President Bush met with Musharraf on Dec. 4 at the White House. During a joint press appearance, Bush said the two leaders "are absolutely committed to fighting off the terrorists who would destroy life in Pakistan, or the United States, or anywhere else."
Reporters then asked Bush whether he was disappointed that the Pakistani army appears to have "downgraded" their search for and hasn't yet found the Sept. 11 mastermind.

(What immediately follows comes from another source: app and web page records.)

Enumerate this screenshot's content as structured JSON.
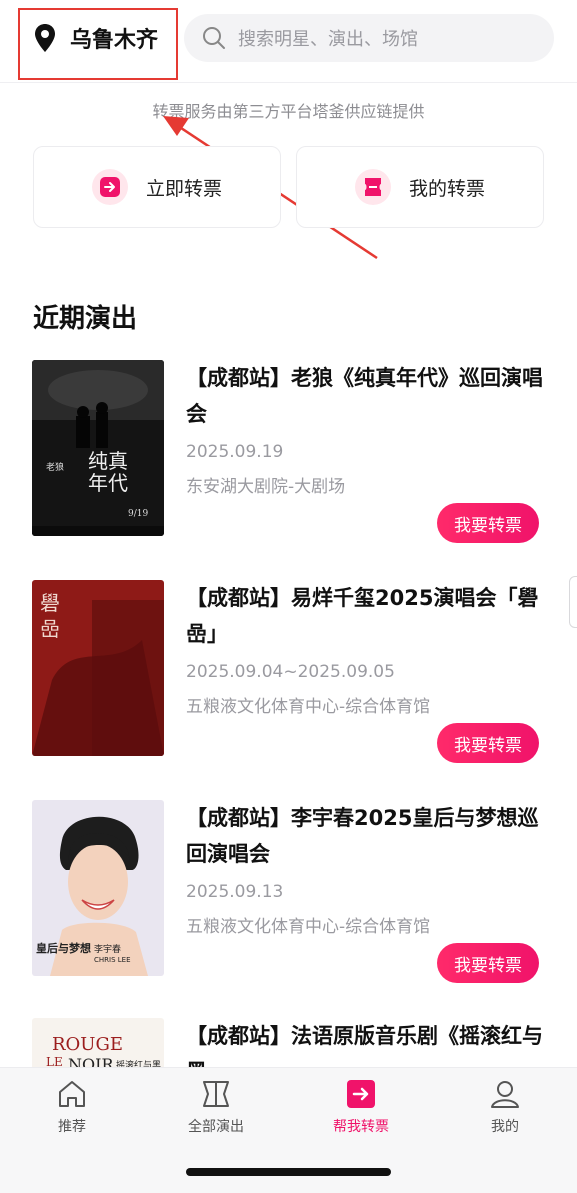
{
  "header": {
    "city": "乌鲁木齐",
    "search_placeholder": "搜索明星、演出、场馆"
  },
  "notice": "转票服务由第三方平台塔釜供应链提供",
  "actions": [
    {
      "label": "立即转票",
      "icon": "arrow-right-icon"
    },
    {
      "label": "我的转票",
      "icon": "ticket-icon"
    }
  ],
  "section_title": "近期演出",
  "shows": [
    {
      "title": "【成都站】老狼《纯真年代》巡回演唱会",
      "date": "2025.09.19",
      "venue": "东安湖大剧院-大剧场",
      "button": "我要转票",
      "poster_text": [
        "老狼",
        "纯真",
        "年代",
        "9/19"
      ]
    },
    {
      "title": "【成都站】易烊千玺2025演唱会「礐嵒」",
      "date": "2025.09.04~2025.09.05",
      "venue": "五粮液文化体育中心-综合体育馆",
      "button": "我要转票",
      "poster_text": [
        "礐",
        "嵒"
      ]
    },
    {
      "title": "【成都站】李宇春2025皇后与梦想巡回演唱会",
      "date": "2025.09.13",
      "venue": "五粮液文化体育中心-综合体育馆",
      "button": "我要转票",
      "poster_text": [
        "皇后与梦想",
        "李宇春",
        "CHRIS LEE"
      ]
    },
    {
      "title": "【成都站】法语原版音乐剧《摇滚红与黑",
      "poster_text": [
        "ROUGE",
        "LE",
        "NOIR",
        "摇滚红与黑"
      ]
    }
  ],
  "nav": [
    {
      "label": "推荐",
      "icon": "home-icon",
      "active": false
    },
    {
      "label": "全部演出",
      "icon": "shows-icon",
      "active": false
    },
    {
      "label": "帮我转票",
      "icon": "resell-icon",
      "active": true
    },
    {
      "label": "我的",
      "icon": "profile-icon",
      "active": false
    }
  ],
  "colors": {
    "accent": "#f0136a",
    "annotation": "#e53a33",
    "muted_text": "#9a9aa0"
  }
}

"Quite the contrary," Bush responded. "His army has been incredibly active and very brave in southern Waziristan flushing out an enemy that had thought they had found safe haven. His army has suffered casualties and for that we want to thank their loved ones for the sacrifice that their family has made. The president has been a determined leader to bring to justice not only people like Usama bin Laden, but to bring to justice those who would inflict harm and pain on his own people.
"And I am very pleased with his efforts and his focused efforts. In our discussions today, we determined how best we can help the president achieve his objective, which is not only protecting himself, but to protect his country," Bush continued.
Musharraf told FOX News' Rita Cosby in an exclusive interview earlier this month that the withdrawal of Pakistani army troops from the region near the Afghanistan border where bin Laden was believed to be was merely "a readjustment of position, a tactical readjustment."
Musharraf also said a bigger standing Afghan army is the key to quashing terror in Afghanistan, not more U.S. forces in the hunt for bin Laden.
"I would think that it may be better that we go faster on raising up an Afghan national army," he said, "increase their strength."
Musharraf also would not rule out that bin Laden could be in Iran, and not in the tribal region on Pakistan's western border.
"The possibility exists," he said. "Because people do manage to move unnoticed. These are mountainous, inaccessible areas, where movement is not all that difficult or impossible."
FOX News' Steve Centanni and The Associated Press contributed to this report.